All I want to do today is smash the automatic poultry waterer to smithereens with a hammer. I cannot rest until the leak is fixed or the device itself is completely annihilated - thus the smashing fantasy. I'm not sure how much longer Michael can withstand the daily rants. Perhaps for his birthday on Thursday I will surrender. It would be a gift to the entire household. I'm sure.
Each time I go to the feedstore I ask if the automatic waterers are in. They've been on back order for weeks. Maybe because they were so hard to come by, I built them up in my mind. My daily routine was going to be so much better, I thought. I wouldn't have to worry that the birds were dry when it hit 100°.
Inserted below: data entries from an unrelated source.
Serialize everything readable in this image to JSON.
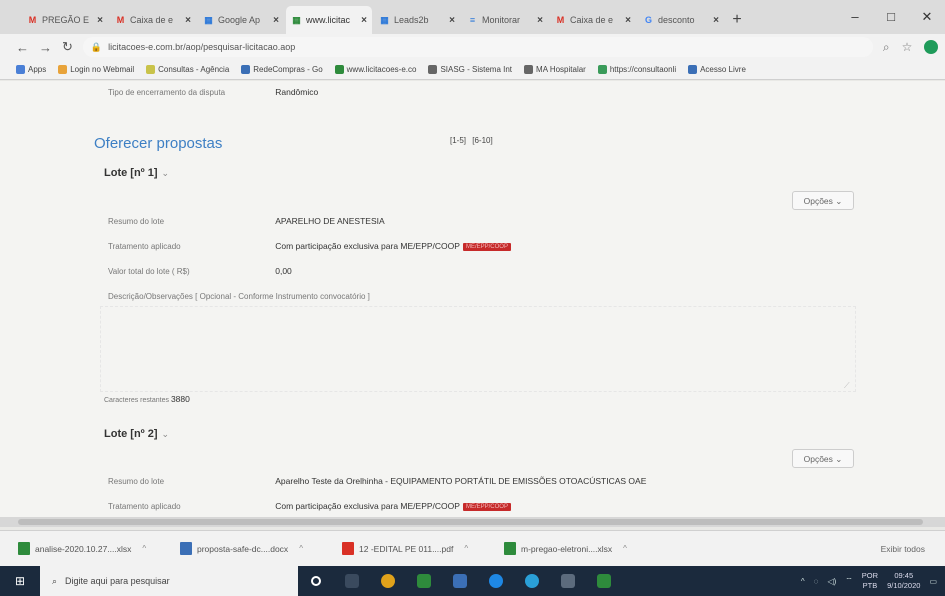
{
  "browser": {
    "tabs": [
      {
        "icon": "M",
        "icon_color": "#d93025",
        "title": "PREGÃO E",
        "active": false
      },
      {
        "icon": "M",
        "icon_color": "#d93025",
        "title": "Caixa de e",
        "active": false
      },
      {
        "icon": "▦",
        "icon_color": "#2f7ad9",
        "title": "Google Ap",
        "active": false
      },
      {
        "icon": "▦",
        "icon_color": "#2e8b3c",
        "title": "www.licitac",
        "active": true
      },
      {
        "icon": "▦",
        "icon_color": "#2f7ad9",
        "title": "Leads2b",
        "active": false
      },
      {
        "icon": "≡",
        "icon_color": "#2f7ad9",
        "title": "Monitorar",
        "active": false
      },
      {
        "icon": "M",
        "icon_color": "#d93025",
        "title": "Caixa de e",
        "active": false
      },
      {
        "icon": "G",
        "icon_color": "#4285f4",
        "title": "desconto",
        "active": false
      }
    ],
    "new_tab": "+",
    "minimize": "–",
    "maximize": "□",
    "close": "✕",
    "url": "licitacoes-e.com.br/aop/pesquisar-licitacao.aop",
    "bookmarks": [
      {
        "label": "Apps",
        "color": "#4a7fd6"
      },
      {
        "label": "Login no Webmail",
        "color": "#e8a33a"
      },
      {
        "label": "Consultas - Agência",
        "color": "#c9c34a"
      },
      {
        "label": "RedeCompras - Go",
        "color": "#3b6fb6"
      },
      {
        "label": "www.licitacoes-e.co",
        "color": "#2e8b3c"
      },
      {
        "label": "SIASG - Sistema Int",
        "color": "#666666"
      },
      {
        "label": "MA Hospitalar",
        "color": "#666666"
      },
      {
        "label": "https://consultaonli",
        "color": "#3a9b5a"
      },
      {
        "label": "Acesso Livre",
        "color": "#3b6fb6"
      }
    ]
  },
  "page": {
    "tipo_label": "Tipo de encerramento da disputa",
    "tipo_value": "Randômico",
    "pager": [
      "[1-5]",
      "[6-10]"
    ],
    "section_title": "Oferecer propostas",
    "lote1": {
      "title": "Lote [nº 1]",
      "dropdown": "⌄",
      "options_label": "Opções ⌄",
      "resumo_label": "Resumo do lote",
      "resumo_value": "APARELHO DE ANESTESIA",
      "tratamento_label": "Tratamento aplicado",
      "tratamento_value": "Com participação exclusiva para ME/EPP/COOP",
      "tratamento_tag": "ME/EPP/COOP",
      "valor_label": "Valor total do lote ( R$)",
      "valor_value": "0,00",
      "descricao_label": "Descrição/Observações [ Opcional - Conforme Instrumento convocatório ]",
      "resize_mark": "⟋"
    },
    "caracteres_label": "Caracteres restantes",
    "caracteres_value": "3880",
    "lote2": {
      "title": "Lote [nº 2]",
      "dropdown": "⌄",
      "options_label": "Opções ⌄",
      "resumo_label": "Resumo do lote",
      "resumo_value": "Aparelho Teste da Orelhinha - EQUIPAMENTO PORTÁTIL DE EMISSÕES OTOACÚSTICAS OAE",
      "tratamento_label": "Tratamento aplicado",
      "tratamento_value": "Com participação exclusiva para ME/EPP/COOP",
      "tratamento_tag": "ME/EPP/COOP"
    }
  },
  "downloads": {
    "items": [
      {
        "name": "analise-2020.10.27....xlsx",
        "color": "#2e8b3c"
      },
      {
        "name": "proposta-safe-dc....docx",
        "color": "#3b6fb6"
      },
      {
        "name": "12 -EDITAL PE 011....pdf",
        "color": "#d93025"
      },
      {
        "name": "m-pregao-eletroni....xlsx",
        "color": "#2e8b3c"
      }
    ],
    "chevron": "^",
    "show_all": "Exibir todos"
  },
  "taskbar": {
    "start": "⊞",
    "search_placeholder": "Digite aqui para pesquisar",
    "search_icon": "⌕",
    "clock_time": "09:45",
    "clock_date": "9/10/2020",
    "lang": "POR",
    "lang2": "PTB",
    "tray_chevron": "^"
  }
}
Last weekend I came home with 50lbs of layer crumble and my new waterer. Somehow I knew that attaching it was going to be more complicated than just screwing the hose to the spigot. You know, it's like seeing an assembled piece of furniture at Ikea and thinking to yourself, how hard can it be? A screw here, a nut there and voila. But no. No, it's never just that easy, is it?
The first snag was dealing with the backflow preventer that was attached to the spigot. I knew it was there but had completely forgotten about it. Backflow preventers are code here. It prevents dirty water from getting sucked up into the drinking water supply. I don't remember our spigots having those as a kid but they're code now and hey, I want clean water as much as the next pretty lady so, despite all protest from the husband, I dutifully removed and attached a new one.
The thing is, the backflow thing is made so it cannot be removed. Read that again - it's made so it cannot be removed by a homeowner. Blech. Aggravating to say the least. But where there's a will a dremel, there's a way. That was step one: dremelling out the set pin.
Step two - and I'll tell you, the hens were mesmerized with the whole process, was attaching the short hose that came with the waterer to our spigot. Easy enough until I turned the water on and saw that every connection had a leak. I added washers and plumbing tape to the hose ends and finally - FINALLY - was able to announce with some finality and satisfaction, voila! to the birds. All connections were tight and clean. In a word - perfect.
At first there was nary a leak to be found. Then a single verrryyy slow leaked popped up. Nothing that couldn't be remedied with a bucket. The leak was so slow that by the time a second drip fell, the first drip had nearly evaporated. I could live with that.
The next day, a second drip popped up near the base of the waterer which, to the hens, was like the most bitchin' day at the water park ever! In fact, they are so taken with the new leak that I don't think they have drank from the water that is in the bowl. No. They drink from the leak; the ever rapidly increasing leak. I'm exasperated and wonder if I shouldn't have just let the water trickle from the garden hose to begin with if they all like the dripping so much. I could have done without the waterer altogether.
My own very personal (three) thoughts on this whole thing: the jerk I dated in college may have been hyper-critical about the most mundane things (the way I tied my shoes, for example) but he turned me on to the wide world of garden hose gaskets and I thank him. My waterer may have a few leaks but the gaskets do minimize the leaking. He wasn't shy about using two gaskets at a time if necessary. When in doubt, double up on the gaskets.
Secondly, YouTube has a video for everything. Michael uses it quite a bit. When I think to myself, what would Michael do - because I really want to do these things on my own without asking him for help every step of the way - he would go to YouTube. This is where I learned about dremeling out the backflow preventer.
Lastly, two thumbs up for clean drinking water. I love it, the birds love it, apparently the city loves it so much that they've required home owners to have maddening little contraptions attached to their spigots in an effort to maintain a clean drinking water supply.
For your viewing pleasure, here is the video version of this post: